In New York State, the New York Public Health Law Section 3306 classifies the following as Schedule II controlled substances:
(i) Subdivision (h) of this section shall not include any substance containing anabolic steroids expressly intended for administration through implants to cattle or other nonhuman species and that are approved by the federal food and drug administration solely for such use. Any individual who knowingly and willfully administers to himself or another person, prescribes, dispenses or distributes such substances for other than implantation to cattle or nonhuman species shall be subject to the same penalties as a practitioner who violates the provisions of this section or any other penalties prescribed by law.
(j) Chorionic gonadotrophin. Unless specifically excepted or unless listed in another schedule any material, compound, mixture, or preparation which contains any amount of chorionic gonadotrophin."
Under Section 220.31 of the New York State Penal Law, sale of anabolic steroids is a class "D" felony in New York, regardless of the quantity sold. In New York, "sell" is defined to include simply giving away as well as the act of offering or agreeing to sell. Sale of steroids is punishable by up to seven years in prison. Even gainfully employed, first-time offenders in many parts of New York State can serve some jail time, be placed on five years of supervision by the local probation department, and suffer the lifelong stigma of a felony drug sale conviction.
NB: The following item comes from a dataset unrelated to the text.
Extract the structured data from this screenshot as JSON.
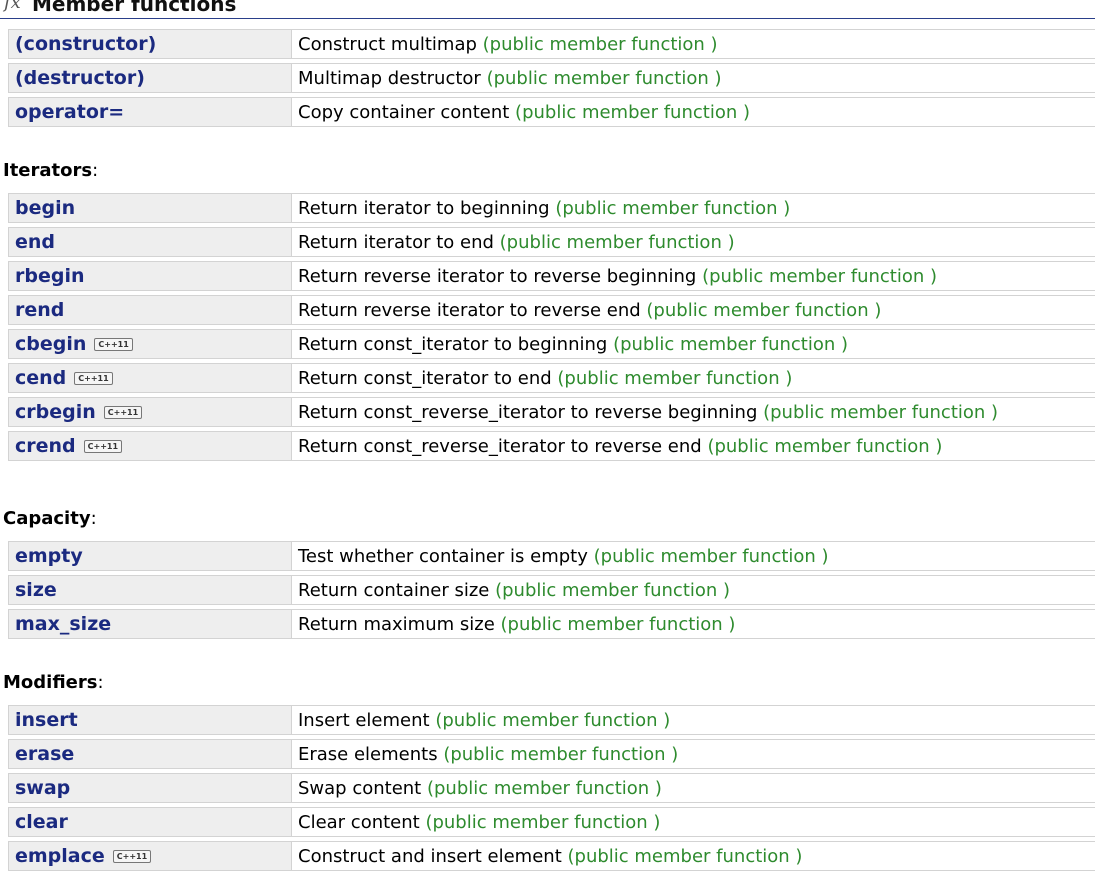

COPYRIGHT (c) 1999 by Rick Collins. www.steroidlaw.com All rights reserved. No commercial reproduction of any portion of this material is permitted without the express written permission of the author.